Man’s Best Friend: a Canine Biosensor for Cancer?

Reading time: 3 – 5 minutes

Man’s best friend may someday turn out to be a physician’s tool for the detection of several types of cancer.

NBC Nightly News aired an intriguing story last night about dogs who have the ability to detect ovarian cancer [1]. The story referenced a new study published in the European Respiratory Journal that focused on canine scent detection for the diagnosis of lung cancer [2].

The outcome of a patient with lung cancer, like many other cancers, depends in large part on early diagnosis. Exhaled breath of patients may represent the ideal lab specimen for cancer screening. However, current diagnostic sensor technologies are unable to identify a clear target. German scientists used four sniffer dogs to test the strength of the presence of an as-of-yet unknown compound in the breath of patients with lung cancer.

That as-of-yet unknown compound is a biomarker — a protein or set of proteins specific to lung cancer that, by nature of the tumor being in a patient’s lungs, is exhaled.

In the study, researchers had patients with blow into test tubes filled with a fleece material that absorbs compounds suspended in the breath. Following a rigid scientific protocol, sniffer dogs were presented with exhalation samples from either 110 healthy individuals, 60 patients with confirmed lung cancer or 50 patients with chronic obstructive pulmonary disease (COPD). The dogs were trained to lie down next to test tubes that came from patients with lung cancer. Scientists analyzed patient history, drug administration and clinicopathological data to identify potential bias or confounders.

The results are impressive.

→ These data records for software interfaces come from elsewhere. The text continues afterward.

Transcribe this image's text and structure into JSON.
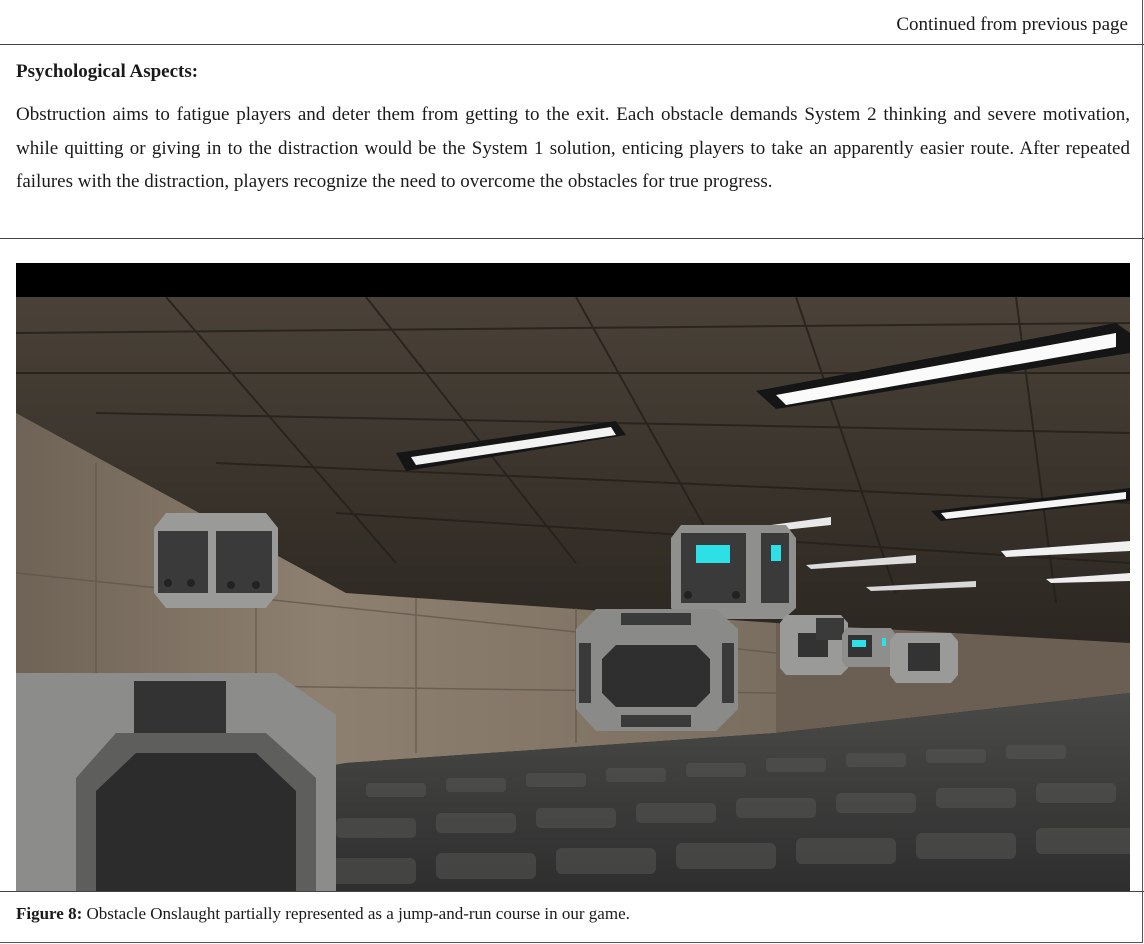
{
  "header": {
    "continued": "Continued from previous page"
  },
  "section": {
    "heading": "Psychological Aspects:",
    "paragraph": "Obstruction aims to fatigue players and deter them from getting to the exit. Each obstacle demands System 2 thinking and severe motivation, while quitting or giving in to the distraction would be the System 1 solution, enticing players to take an apparently easier route. After repeated failures with the distraction, players recognize the need to overcome the obstacles for true progress."
  },
  "figure": {
    "label": "Figure 8:",
    "caption": " Obstacle Onslaught partially represented as a jump-and-run course in our game.",
    "colors": {
      "ceiling": "#3a342d",
      "wall": "#7a6c5c",
      "floor": "#3c3c3c",
      "cube": "#8a8a88",
      "screen": "#2de0e6"
    }
  }
}
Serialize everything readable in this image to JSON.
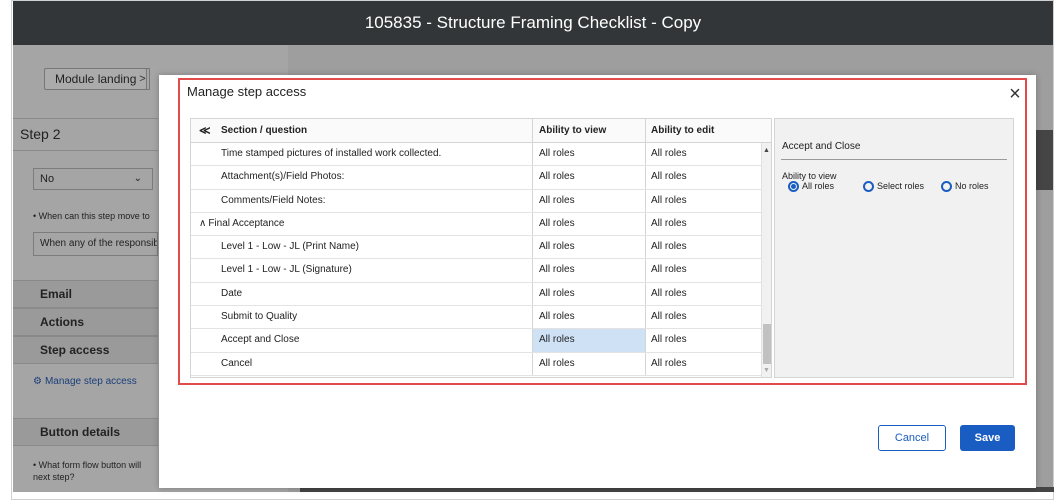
{
  "window": {
    "title": "105835 - Structure Framing Checklist - Copy"
  },
  "background": {
    "breadcrumb": "Module landing",
    "breadcrumb_arrow": ">",
    "step_title": "Step 2",
    "select_value": "No",
    "when_hint": "• When can this step move to",
    "when_value": "When any of the responsibl",
    "sections": [
      "Email",
      "Actions",
      "Step access"
    ],
    "manage_link": "Manage step access",
    "button_details": "Button details",
    "button_hint": "• What form flow button will next step?"
  },
  "modal": {
    "title": "Manage step access",
    "close_label": "×",
    "columns": {
      "collapse_icon": "≪",
      "question": "Section / question",
      "view": "Ability to view",
      "edit": "Ability to edit"
    },
    "rows": [
      {
        "label": "Time stamped pictures of installed work collected.",
        "type": "question",
        "view": "All roles",
        "edit": "All roles"
      },
      {
        "label": "Attachment(s)/Field Photos:",
        "type": "question",
        "view": "All roles",
        "edit": "All roles"
      },
      {
        "label": "Comments/Field Notes:",
        "type": "question",
        "view": "All roles",
        "edit": "All roles"
      },
      {
        "label": "Final Acceptance",
        "type": "section",
        "view": "All roles",
        "edit": "All roles"
      },
      {
        "label": "Level 1 - Low - JL (Print Name)",
        "type": "question",
        "view": "All roles",
        "edit": "All roles"
      },
      {
        "label": "Level 1 - Low - JL (Signature)",
        "type": "question",
        "view": "All roles",
        "edit": "All roles"
      },
      {
        "label": "Date",
        "type": "question",
        "view": "All roles",
        "edit": "All roles"
      },
      {
        "label": "Submit to Quality",
        "type": "question",
        "view": "All roles",
        "edit": "All roles"
      },
      {
        "label": "Accept and Close",
        "type": "question",
        "view": "All roles",
        "edit": "All roles",
        "selected": true
      },
      {
        "label": "Cancel",
        "type": "question",
        "view": "All roles",
        "edit": "All roles"
      }
    ],
    "detail": {
      "name": "Accept and Close",
      "label": "Ability to view",
      "options": [
        {
          "label": "All roles",
          "checked": true
        },
        {
          "label": "Select roles",
          "checked": false
        },
        {
          "label": "No roles",
          "checked": false
        }
      ]
    },
    "buttons": {
      "cancel": "Cancel",
      "save": "Save"
    }
  },
  "colors": {
    "accent": "#1a5dc2",
    "highlight_border": "#e34b4b",
    "selected_cell": "#cfe2f5"
  }
}
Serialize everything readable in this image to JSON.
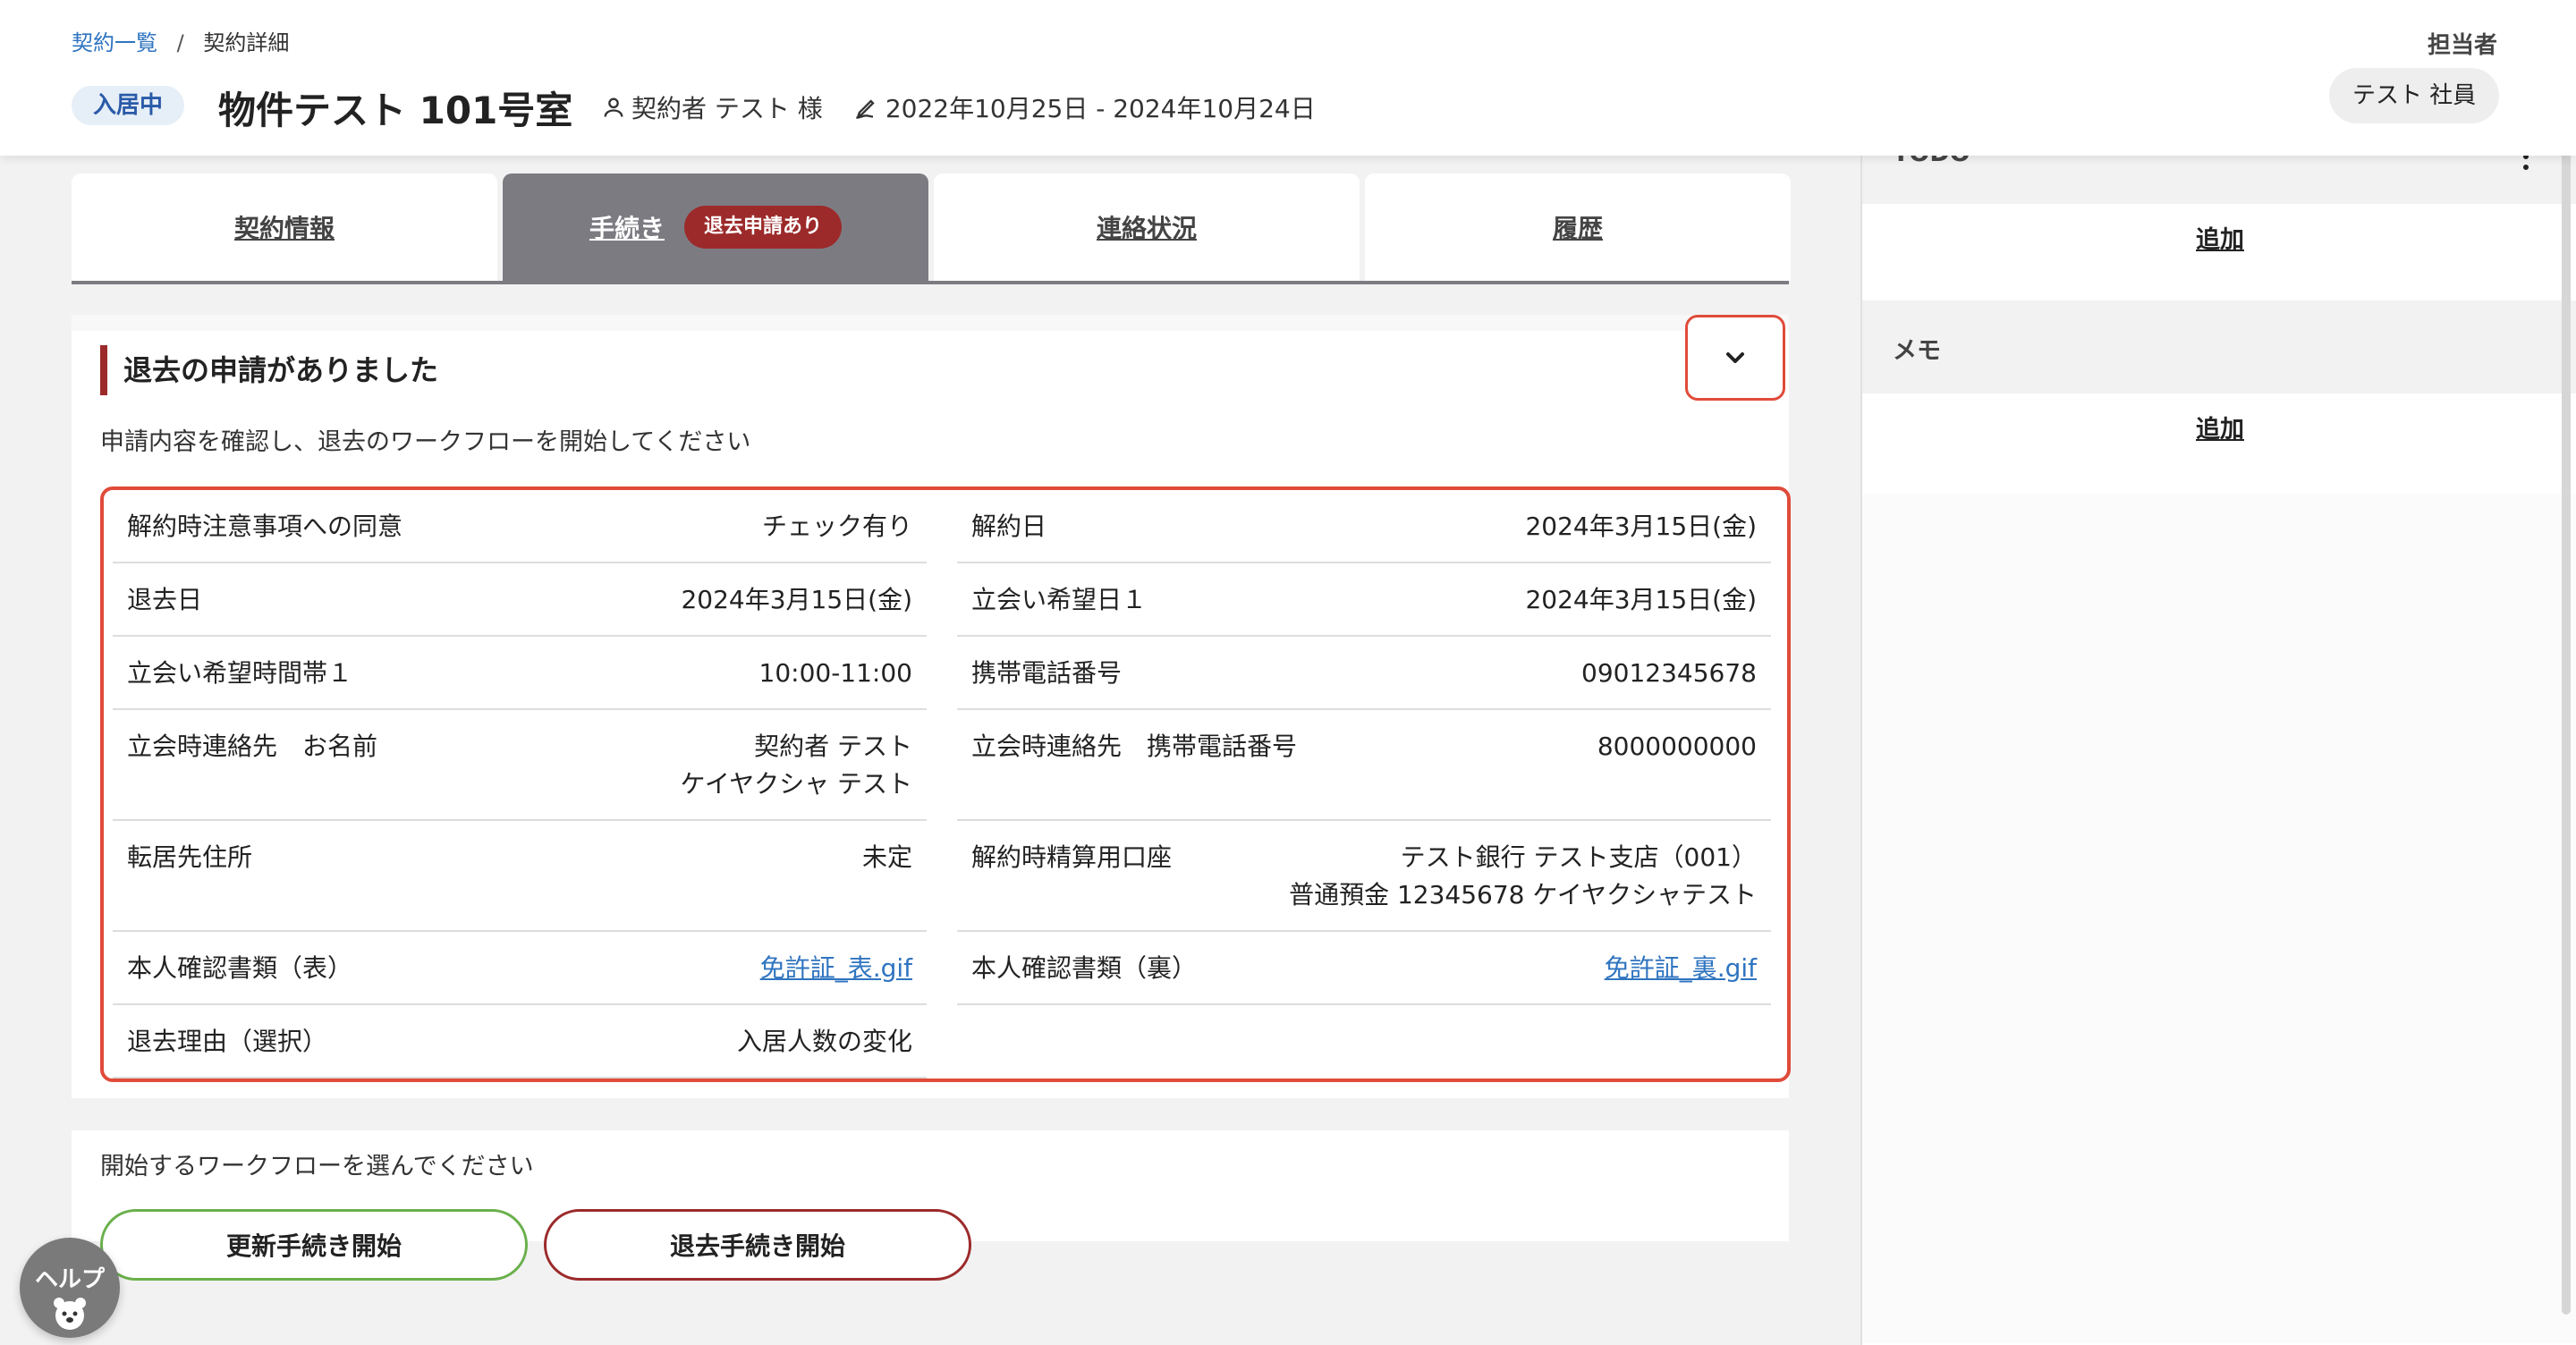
{
  "breadcrumb": {
    "parent": "契約一覧",
    "separator": "/",
    "current": "契約詳細"
  },
  "header": {
    "status": "入居中",
    "title": "物件テスト 101号室",
    "contractor": "契約者 テスト 様",
    "period": "2022年10月25日 - 2024年10月24日",
    "assignee_label": "担当者",
    "assignee_name": "テスト 社員"
  },
  "tabs": [
    {
      "label": "契約情報"
    },
    {
      "label": "手続き",
      "badge": "退去申請あり",
      "active": true
    },
    {
      "label": "連絡状況"
    },
    {
      "label": "履歴"
    }
  ],
  "request": {
    "title": "退去の申請がありました",
    "instruction": "申請内容を確認し、退去のワークフローを開始してください",
    "left": [
      {
        "key": "解約時注意事項への同意",
        "value": "チェック有り"
      },
      {
        "key": "退去日",
        "value": "2024年3月15日(金)"
      },
      {
        "key": "立会い希望時間帯１",
        "value": "10:00-11:00"
      },
      {
        "key": "立会時連絡先　お名前",
        "value": "契約者 テスト\nケイヤクシャ テスト"
      },
      {
        "key": "転居先住所",
        "value": "未定"
      },
      {
        "key": "本人確認書類（表）",
        "value": "免許証_表.gif"
      },
      {
        "key": "退去理由（選択）",
        "value": "入居人数の変化"
      }
    ],
    "right": [
      {
        "key": "解約日",
        "value": "2024年3月15日(金)"
      },
      {
        "key": "立会い希望日１",
        "value": "2024年3月15日(金)"
      },
      {
        "key": "携帯電話番号",
        "value": "09012345678"
      },
      {
        "key": "立会時連絡先　携帯電話番号",
        "value": "8000000000"
      },
      {
        "key": "解約時精算用口座",
        "value": "テスト銀行 テスト支店（001）\n普通預金 12345678 ケイヤクシャテスト"
      },
      {
        "key": "本人確認書類（裏）",
        "value": "免許証_裏.gif"
      }
    ]
  },
  "workflow": {
    "label": "開始するワークフローを選んでください",
    "renew_button": "更新手続き開始",
    "leave_button": "退去手続き開始"
  },
  "sidebar": {
    "todo_title": "TODO",
    "todo_add": "追加",
    "memo_title": "メモ",
    "memo_add": "追加"
  },
  "help": {
    "label": "ヘルプ"
  },
  "colors": {
    "accent_red": "#9c2a2a",
    "highlight_border": "#e04b3a",
    "link_blue": "#2f74c0",
    "renew_green": "#6ab04c",
    "active_tab": "#7d7b82"
  }
}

Lung cancer was identified by the four dogs with an overall sensitivity of 71% and a specificity of 93%.

Sensitivity: the proportion of samples correctly identified as positive (i.e. having lung cancer).
Specificity: the proportion of samples correctly identified as negative (i.e. not lung cancer).

The detection of lung cancer was independent of the patient having COPD as well as the presence of tobacco smoke and food odors.

Although two drugs were identified as potential cofounders — meaning the dogs may have been detecting drugs used to treat lung cancer rather than the cancer itself — the results are still intriguing. Researchers are working on a follow-up study to determine if the dogs react to other types of cancer [3].

Check out a video of the NBC News story below:

References

  1. Trained dogs can help detect cancer. NBC Nightly News. 2011 Aug 18.
  2. Ehmann et al. Canine scent detection in the diagnosis of lung cancer: Revisiting a puzzling phenomenon. Eur Respir J 2011. Published ahead of print.
  3. Fine dog noses sniff out lung cancer. Robert-Bosch-Krankenhaus. 2011 Aug 18.
About the Author

Walter Jessen is a senior writer for Highlight HEALTH Media.